- _ACTION ITEM_
Should a picture appear anywhere in the data, omit it and copy everything else exactly.

- _SUPPLIED MATERIAL_

= = = = =

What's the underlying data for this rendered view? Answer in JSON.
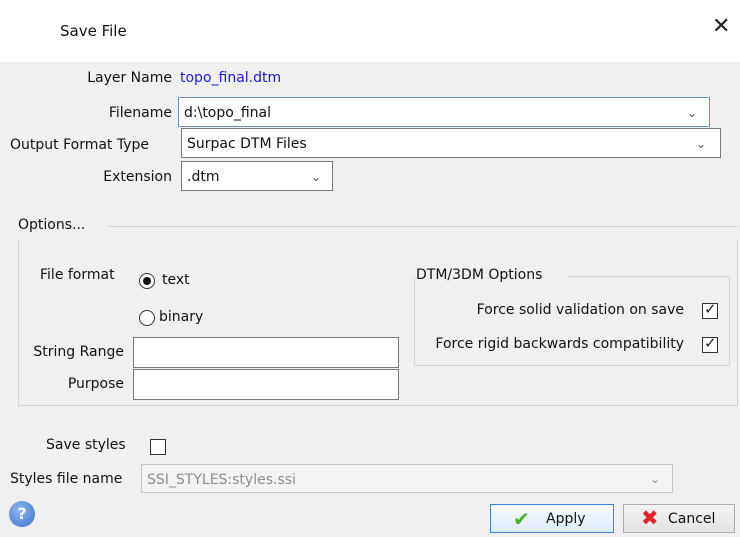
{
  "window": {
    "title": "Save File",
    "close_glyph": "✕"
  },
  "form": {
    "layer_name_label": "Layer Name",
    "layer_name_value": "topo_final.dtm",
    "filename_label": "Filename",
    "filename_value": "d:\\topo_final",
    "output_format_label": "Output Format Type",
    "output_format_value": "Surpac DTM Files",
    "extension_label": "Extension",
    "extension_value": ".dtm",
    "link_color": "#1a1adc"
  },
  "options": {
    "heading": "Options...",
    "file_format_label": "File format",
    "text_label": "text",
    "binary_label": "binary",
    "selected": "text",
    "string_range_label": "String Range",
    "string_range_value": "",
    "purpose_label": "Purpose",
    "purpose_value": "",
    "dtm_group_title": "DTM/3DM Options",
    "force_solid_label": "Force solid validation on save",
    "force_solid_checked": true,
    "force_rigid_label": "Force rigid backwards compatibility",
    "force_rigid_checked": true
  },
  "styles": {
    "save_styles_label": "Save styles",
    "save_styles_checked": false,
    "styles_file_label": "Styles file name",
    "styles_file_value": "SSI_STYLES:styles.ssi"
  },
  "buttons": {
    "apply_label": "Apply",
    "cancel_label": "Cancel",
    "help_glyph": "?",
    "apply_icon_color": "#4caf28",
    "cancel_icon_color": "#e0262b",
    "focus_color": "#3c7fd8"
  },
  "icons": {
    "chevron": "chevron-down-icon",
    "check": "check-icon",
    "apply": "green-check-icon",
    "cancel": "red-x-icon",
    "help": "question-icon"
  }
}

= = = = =

- _EXERCISE SOLUTION_
What's the underlying data for this rendered view? Answer in JSON.
{
  "window": {
    "title": "Save File",
    "close_glyph": "✕"
  },
  "form": {
    "layer_name_label": "Layer Name",
    "layer_name_value": "topo_final.dtm",
    "filename_label": "Filename",
    "filename_value": "d:\\topo_final",
    "output_format_label": "Output Format Type",
    "output_format_value": "Surpac DTM Files",
    "extension_label": "Extension",
    "extension_value": ".dtm",
    "link_color": "#1a1adc"
  },
  "options": {
    "heading": "Options...",
    "file_format_label": "File format",
    "text_label": "text",
    "binary_label": "binary",
    "selected": "text",
    "string_range_label": "String Range",
    "string_range_value": "",
    "purpose_label": "Purpose",
    "purpose_value": "",
    "dtm_group_title": "DTM/3DM Options",
    "force_solid_label": "Force solid validation on save",
    "force_solid_checked": true,
    "force_rigid_label": "Force rigid backwards compatibility",
    "force_rigid_checked": true
  },
  "styles": {
    "save_styles_label": "Save styles",
    "save_styles_checked": false,
    "styles_file_label": "Styles file name",
    "styles_file_value": "SSI_STYLES:styles.ssi"
  },
  "buttons": {
    "apply_label": "Apply",
    "cancel_label": "Cancel",
    "help_glyph": "?",
    "apply_icon_color": "#4caf28",
    "cancel_icon_color": "#e0262b",
    "focus_color": "#3c7fd8"
  },
  "icons": {
    "chevron": "chevron-down-icon",
    "check": "check-icon",
    "apply": "green-check-icon",
    "cancel": "red-x-icon",
    "help": "question-icon"
  }
}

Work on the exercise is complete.